U.S. Markets open in 5 hrs 7 mins

No need for further BOJ easing, most Japan firms say - Reuters poll

By Tetsushi Kajimoto
A Japanese flag flutters atop the Bank of Japan building in Tokyo

By Tetsushi Kajimoto

TOKYO (Reuters) - An overwhelming majority of Japanese firms see no need for the Bank of Japan to ease policy further this year, a Reuters survey showed, despite speculation the central bank may do so as early as this month as economic pressures mount.

Expectations are growing that the BOJ could expand its massive stimulus this year to cushion the impact on Japan's export-reliant economy from the U.S.-China trade war and weakening global demand.

Rises in the yen resulting from monetary easing by other major global central banks could also prompt the BOJ into additional easing, the survey showed.

A separate Reuters poll this week showed nearly a fifth of economists say the BOJ could ease as soon as its July 29-30 rate review, if an expected rate cut by the U.S. Federal Reserve this month triggers a sharp rise in the yen. The Fed will issue its next policy decision on July 31.

But 88% of Japanese firms said no additional easing was needed this year, while 12% called for more stimulus, the Reuters Corporate Survey published on Friday showed.

Years of aggressive BOJ easing have already pushed borrowing costs to or below zero, straining commercial banks' margins and leaving it with much little ammunition to counter another economic downturn.

But it could still pull the trigger if a planned sales tax increase in October batters consumer spending or if overseas interest rate cuts roil the currency market.

"I expect the BOJ will wait to see any impact from the sales tax hike before judging whether further easing is needed," said Takehiro Noguchi, senior economist at Mizuho Research Institute.

"A rapid yen appreciation stemming from the U.S.-China trade friction and/or rate cuts by the U.S. and European central banks could be a risk factor. If that happens you cannot rule out the possibility of the BOJ deepening its negative interest rates."

Respondents who believed there should be further easing cited weak private consumption, the risk of yen rises from Fed and ECB easing, and the U.S.-China trade war.

Just a fraction said stagnant inflation justified further easing, as the BOJ's 2% target remains distant despite more than six years of massive stimulus under Governor Haruhiko Kuroda.

The survey, conducted July 1-12 for Reuters by Nikkei Research, canvassed 504 big and midsize companies, of which around 230-260 firms responded on condition of anonymity.


SALES TAX HIKE

The sales tax rise to 10% will bring in revenue to help pay for the ageing society's bulging welfare costs and rein in Japan's massive public debt.

But the previous rise to 8% from 5% triggered a deep economic slump, causing Prime Minister Shinzo Abe to twice delay the next increase.

While the government has put in some measures to cushion the blow to consumers, and Abe has repeatedly pledged to go ahead barring a big economic shock, investors are watching for any signs of delay again given rising pressure on businesses.

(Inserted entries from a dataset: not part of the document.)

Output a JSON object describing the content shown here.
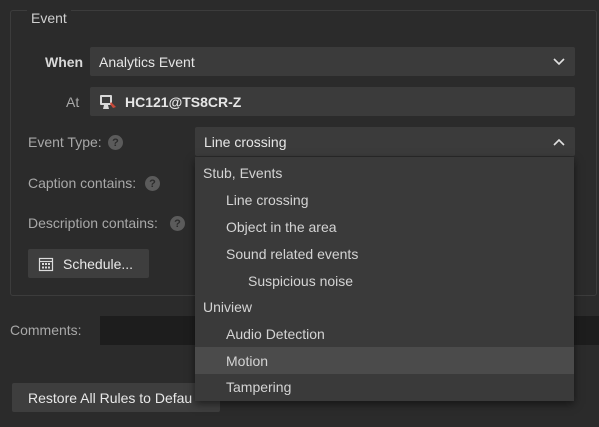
{
  "event_group": {
    "legend": "Event",
    "when_label": "When",
    "when_value": "Analytics Event",
    "at_label": "At",
    "at_value": "HC121@TS8CR-Z",
    "event_type_label": "Event Type:",
    "event_type_value": "Line crossing",
    "caption_label": "Caption contains:",
    "description_label": "Description contains:",
    "help_glyph": "?",
    "schedule_label": "Schedule..."
  },
  "dropdown": {
    "options": [
      {
        "label": "Stub, Events",
        "level": 0,
        "selected": false
      },
      {
        "label": "Line crossing",
        "level": 1,
        "selected": false
      },
      {
        "label": "Object in the area",
        "level": 1,
        "selected": false
      },
      {
        "label": "Sound related events",
        "level": 1,
        "selected": false
      },
      {
        "label": "Suspicious noise",
        "level": 2,
        "selected": false
      },
      {
        "label": "Uniview",
        "level": 0,
        "selected": false
      },
      {
        "label": "Audio Detection",
        "level": 1,
        "selected": false
      },
      {
        "label": "Motion",
        "level": 1,
        "selected": true
      },
      {
        "label": "Tampering",
        "level": 1,
        "selected": false
      }
    ]
  },
  "comments_label": "Comments:",
  "restore_button_label": "Restore All Rules to Defau",
  "icons": {
    "camera": "camera-icon",
    "calendar": "calendar-icon",
    "chevron_down": "chevron-down-icon",
    "chevron_up": "chevron-up-icon"
  }
}
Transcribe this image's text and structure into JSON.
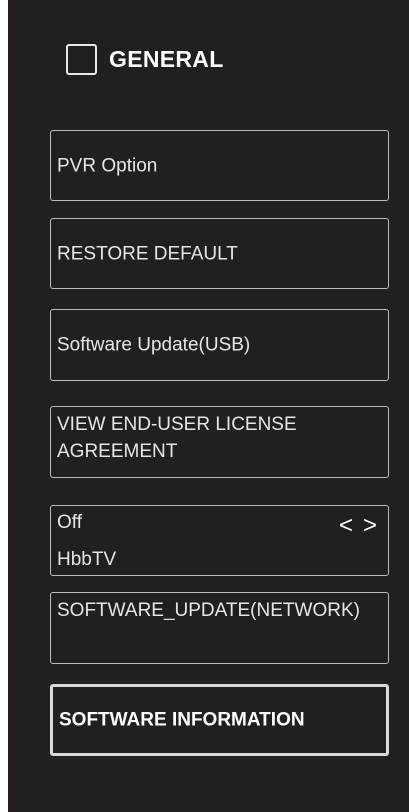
{
  "header": {
    "icon": "checkbox-square-icon",
    "title": "GENERAL"
  },
  "menu": {
    "pvr_option": "PVR Option",
    "restore_default": "RESTORE DEFAULT",
    "software_update_usb": "Software Update(USB)",
    "eula": "VIEW END-USER LICENSE AGREEMENT",
    "hbbtv": {
      "value": "Off",
      "label": "HbbTV",
      "left_arrow": "<",
      "right_arrow": ">"
    },
    "software_update_network": "SOFTWARE_UPDATE(NETWORK)",
    "software_information": "SOFTWARE INFORMATION"
  },
  "colors": {
    "background": "#231f20",
    "text": "#e6e6e6",
    "border": "#bcbcbc",
    "focus_border": "#d9d9d9"
  }
}
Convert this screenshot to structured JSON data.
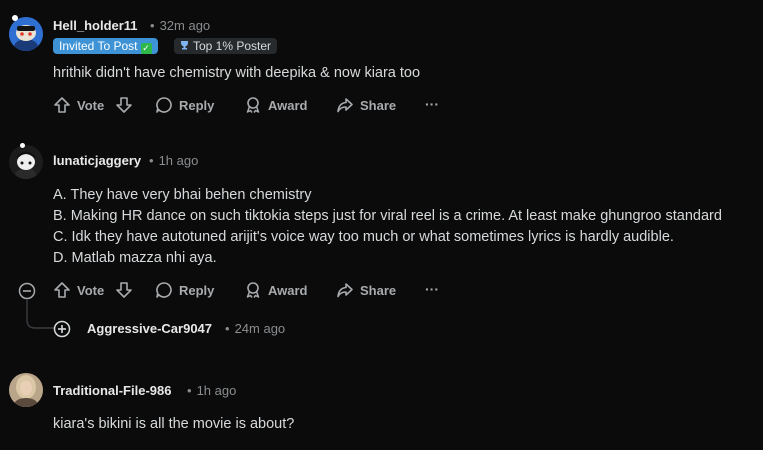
{
  "comments": [
    {
      "username": "Hell_holder11",
      "time": "32m ago",
      "flairs": {
        "invited": "Invited To Post",
        "invited_check": "✓",
        "top": "Top 1% Poster"
      },
      "body": [
        "hrithik didn't have chemistry with deepika & now kiara too"
      ]
    },
    {
      "username": "lunaticjaggery",
      "time": "1h ago",
      "body": [
        "A. They have very bhai behen chemistry",
        "B. Making HR dance on such tiktokia steps just for viral reel is a crime. At least make ghungroo standard",
        "C. Idk they have autotuned arijit's voice way too much or what sometimes lyrics is hardly audible.",
        "D. Matlab mazza nhi aya."
      ]
    },
    {
      "username": "Aggressive-Car9047",
      "time": "24m ago"
    },
    {
      "username": "Traditional-File-986",
      "time": "1h ago",
      "body": [
        "kiara's bikini is all the movie is about?"
      ]
    }
  ],
  "actions": {
    "vote": "Vote",
    "reply": "Reply",
    "award": "Award",
    "share": "Share",
    "more": "···"
  },
  "colors": {
    "background": "#0b0b0b",
    "flair_invite": "#3d93d6",
    "flair_top": "#272a2d",
    "text": "#d7dadc",
    "muted": "#8a8d90"
  }
}
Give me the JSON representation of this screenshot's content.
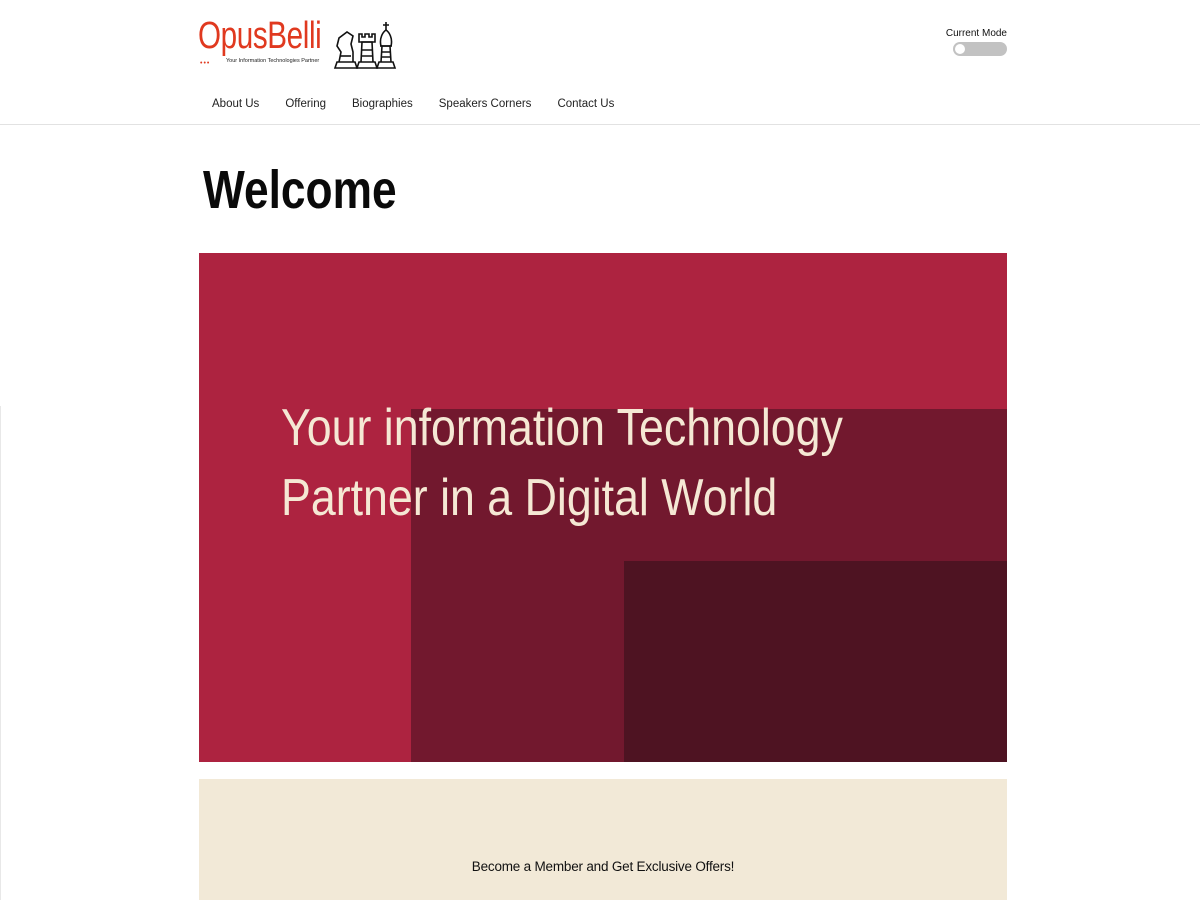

Data on Thursday showed Japan's exports fell again in June, while manufacturers' confidence crumbled to a three-year low this month amid the prolonged Sino-U.S. tariff row, slowing China growth and rising trade protectionism.

The survey found 32% of companies were expecting negative effects to outweigh any positive effects from the tax hike. Just 3% expected a positive effect from the increase.

If the tax hike is scrapped, 21% said the positives would outweigh the negatives, while 10% anticipated a larger negative impact.

Roughly two-thirds said the impact would be neutral with or without the sales tax hike.

"If the tax hike dampens the economy, that would be bad. But if it's ditched, that would hurt fiscal discipline, which could in turn boost dollar-funding costs for Japanese firms and damage the economy even more," wrote a manager for a service company.


(Reporting by Tetsushi Kajimoto; Editing by Chris Gallagher & Kim Coghill)